Postsecondary institutions need to adapt to the changes created by the pandemic to continue to be competitive, write Gary Bolles and Alejandro Caballero. Bolles and Caballero write that the shifts created by the pandemic have forced institutions around the world to reassess their ability to meet student needs through their academic models and have forced university leaders to develop skillsets that allow them to thrive during change. These shifts also have made it necessary for institutions to adopt new technology that could enrich student experiences. The authors argue that universities that use old models will face challenges or become obsolete, while those that are innovating with hybrid models, bundling, or crowdsourcing platforms will threaten those that have not adapted. University World News (Editorial)

SFU renews partnership for visiting Indian scholars

Simon Fraser University, the Indian Council of Cultural Relations, and the Hari Madhu Varshney Visiting Scholars program in Indian Studies have renewed the ICCR Chair of Indian Studies Visiting Scholar program. The program, which has been in place since 2014, has brought four visiting scholars to SFU from India. The renewal encourages additional visiting scholars for the next five years, strengthening strategic institutional and industry partnerships with SFU in India. "We are grateful for the strong relationships we have developed in India and the support of the Consulate general to mobilize and deepen our engagement," said SFU President Joy Johnson. SFU | Voice Online (BC)

New guidance released for those working on studies related to humans: Editorial

In a new editorial, the Springer Nature editors discuss new guidance that focuses on studies related to humans. The editors say that though there are ethics frameworks that cover human participation in studies, these frameworks generally do not discuss the effects academic research could have on those who did not directly participate. The editors have provided guidance that essentially encourages the research community to consider how research applied to groups could be harmful, strive to minimize potential for misuse and risks of harm for groups, and ensure that respectful and non-stigmatizing language is used in manuscripts. “Editors, authors and reviewers should together consider and discuss benefits and harms that might emerge from manuscripts dealing with human population groups, and discuss when potential harms warrant revisions,” write the authors. Nature | Nature (Guidelines) (Editorial)

MtA plants disease resistant elms on campus

Mount Allison University has planted six American elms specially engineered to be resistant to Dutch elm disease. These new elm trees were made and "pre-grown" at Nova Scotia's Pleasant Valley Nurseries after elm trees across the Maritimes and on MtA campus were hit by Dutch elm disease. MtU has inoculated its three remaining mature elms against the disease. "At Mount Allison, we have a policy that for every tree we lose, we try to replace it with three, so that's been helping a little bit with all the ones that we had to cut down," said Erin Coombs, lead hand on the grounds crew. CBC News (NB)

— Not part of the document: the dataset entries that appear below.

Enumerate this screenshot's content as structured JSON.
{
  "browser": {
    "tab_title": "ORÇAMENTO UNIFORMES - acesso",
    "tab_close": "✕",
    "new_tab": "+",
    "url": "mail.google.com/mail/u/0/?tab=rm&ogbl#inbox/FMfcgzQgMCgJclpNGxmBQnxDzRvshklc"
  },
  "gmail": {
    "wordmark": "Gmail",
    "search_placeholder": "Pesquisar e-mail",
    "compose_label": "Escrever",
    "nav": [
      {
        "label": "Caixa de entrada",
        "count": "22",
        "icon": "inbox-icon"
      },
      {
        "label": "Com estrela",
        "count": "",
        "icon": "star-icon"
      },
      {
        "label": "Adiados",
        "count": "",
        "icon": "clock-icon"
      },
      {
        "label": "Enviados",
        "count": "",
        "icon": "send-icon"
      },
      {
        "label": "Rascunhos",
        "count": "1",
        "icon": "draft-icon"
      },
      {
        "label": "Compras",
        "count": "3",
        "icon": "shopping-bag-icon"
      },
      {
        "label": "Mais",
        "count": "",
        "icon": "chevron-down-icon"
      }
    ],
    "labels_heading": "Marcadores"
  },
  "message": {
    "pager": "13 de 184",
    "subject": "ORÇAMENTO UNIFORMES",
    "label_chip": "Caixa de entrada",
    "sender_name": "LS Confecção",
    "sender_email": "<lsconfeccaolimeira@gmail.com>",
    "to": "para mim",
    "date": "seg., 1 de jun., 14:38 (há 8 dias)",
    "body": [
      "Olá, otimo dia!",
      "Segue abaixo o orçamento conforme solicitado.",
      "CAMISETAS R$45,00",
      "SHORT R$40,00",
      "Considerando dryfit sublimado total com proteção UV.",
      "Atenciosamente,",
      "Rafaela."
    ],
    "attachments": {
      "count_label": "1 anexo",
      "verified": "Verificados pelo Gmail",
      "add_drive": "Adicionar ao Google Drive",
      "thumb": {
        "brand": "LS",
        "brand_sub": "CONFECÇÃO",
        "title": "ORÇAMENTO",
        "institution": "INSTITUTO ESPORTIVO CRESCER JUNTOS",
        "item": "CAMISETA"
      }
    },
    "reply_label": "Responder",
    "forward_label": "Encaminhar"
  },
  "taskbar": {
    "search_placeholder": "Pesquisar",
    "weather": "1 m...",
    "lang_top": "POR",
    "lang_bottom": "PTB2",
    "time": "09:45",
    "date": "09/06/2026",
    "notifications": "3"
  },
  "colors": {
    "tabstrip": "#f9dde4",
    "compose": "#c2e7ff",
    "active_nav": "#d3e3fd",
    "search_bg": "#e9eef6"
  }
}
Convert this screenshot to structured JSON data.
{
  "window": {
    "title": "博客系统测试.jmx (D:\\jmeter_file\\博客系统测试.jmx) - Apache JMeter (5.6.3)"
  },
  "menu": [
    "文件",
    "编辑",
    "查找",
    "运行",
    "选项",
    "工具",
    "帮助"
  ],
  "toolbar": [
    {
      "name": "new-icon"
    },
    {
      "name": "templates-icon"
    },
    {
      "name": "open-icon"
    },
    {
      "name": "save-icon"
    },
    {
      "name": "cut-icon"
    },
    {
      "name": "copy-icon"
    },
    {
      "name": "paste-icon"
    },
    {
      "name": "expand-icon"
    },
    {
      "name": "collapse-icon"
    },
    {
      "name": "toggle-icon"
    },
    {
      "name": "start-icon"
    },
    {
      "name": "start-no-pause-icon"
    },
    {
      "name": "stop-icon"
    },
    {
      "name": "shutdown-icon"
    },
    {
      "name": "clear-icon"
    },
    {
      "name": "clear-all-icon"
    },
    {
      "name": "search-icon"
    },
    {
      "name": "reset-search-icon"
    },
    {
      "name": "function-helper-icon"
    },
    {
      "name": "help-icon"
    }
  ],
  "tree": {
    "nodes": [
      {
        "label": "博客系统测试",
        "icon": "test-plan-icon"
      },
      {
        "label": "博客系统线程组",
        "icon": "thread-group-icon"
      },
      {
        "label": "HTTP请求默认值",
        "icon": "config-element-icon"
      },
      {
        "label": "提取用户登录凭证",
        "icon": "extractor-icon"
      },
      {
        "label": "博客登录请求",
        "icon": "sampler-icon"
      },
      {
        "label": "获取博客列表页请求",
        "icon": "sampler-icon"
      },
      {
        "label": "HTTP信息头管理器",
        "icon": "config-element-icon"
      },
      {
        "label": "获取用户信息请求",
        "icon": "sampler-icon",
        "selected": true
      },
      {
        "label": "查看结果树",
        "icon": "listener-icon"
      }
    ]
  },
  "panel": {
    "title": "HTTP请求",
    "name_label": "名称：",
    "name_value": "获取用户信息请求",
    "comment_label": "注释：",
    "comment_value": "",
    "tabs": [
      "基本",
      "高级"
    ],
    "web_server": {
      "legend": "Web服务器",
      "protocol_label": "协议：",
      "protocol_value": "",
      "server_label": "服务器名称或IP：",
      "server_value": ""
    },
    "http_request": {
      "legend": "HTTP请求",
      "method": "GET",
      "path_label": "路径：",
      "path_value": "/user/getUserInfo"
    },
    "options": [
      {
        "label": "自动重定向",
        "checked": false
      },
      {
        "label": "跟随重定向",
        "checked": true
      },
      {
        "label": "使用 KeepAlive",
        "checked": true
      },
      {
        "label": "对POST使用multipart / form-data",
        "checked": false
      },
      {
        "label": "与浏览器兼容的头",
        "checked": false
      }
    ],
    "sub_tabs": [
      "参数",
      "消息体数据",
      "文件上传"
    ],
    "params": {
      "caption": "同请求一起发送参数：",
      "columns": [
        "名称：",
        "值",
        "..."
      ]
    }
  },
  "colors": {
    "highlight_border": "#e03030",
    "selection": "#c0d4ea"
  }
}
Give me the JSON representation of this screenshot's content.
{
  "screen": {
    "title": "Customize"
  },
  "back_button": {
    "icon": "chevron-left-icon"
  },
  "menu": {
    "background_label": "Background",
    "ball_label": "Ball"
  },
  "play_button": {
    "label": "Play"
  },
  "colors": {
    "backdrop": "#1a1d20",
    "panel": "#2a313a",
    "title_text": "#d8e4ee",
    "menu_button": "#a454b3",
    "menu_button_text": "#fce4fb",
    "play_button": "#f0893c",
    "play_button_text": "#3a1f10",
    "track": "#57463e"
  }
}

Insignia receives funding to provide newcomers with veterinary assistant training

Insignia College will be receiving funding from the Government of British Columbia to provide 36 immigrants with veterinary assistant training. Insignia will offer the veterinary assistant training program to eligible newcomers over three intakes. In addition to skills training, those in the program will complete local work experience and receive job search support. “We are excited about this opportunity given to British Columbians to complete skills training and work experience with enhanced support,” said Insignia CEO Sahaj Sandhu. “This funding will not only support the workforce shortages in veterinary industry, but also prepare the candidates for in-demand and higher-paying jobs.” BC is providing almost $500K in funding to the initiative through the Community and Employer Partnerships project. BC (BC)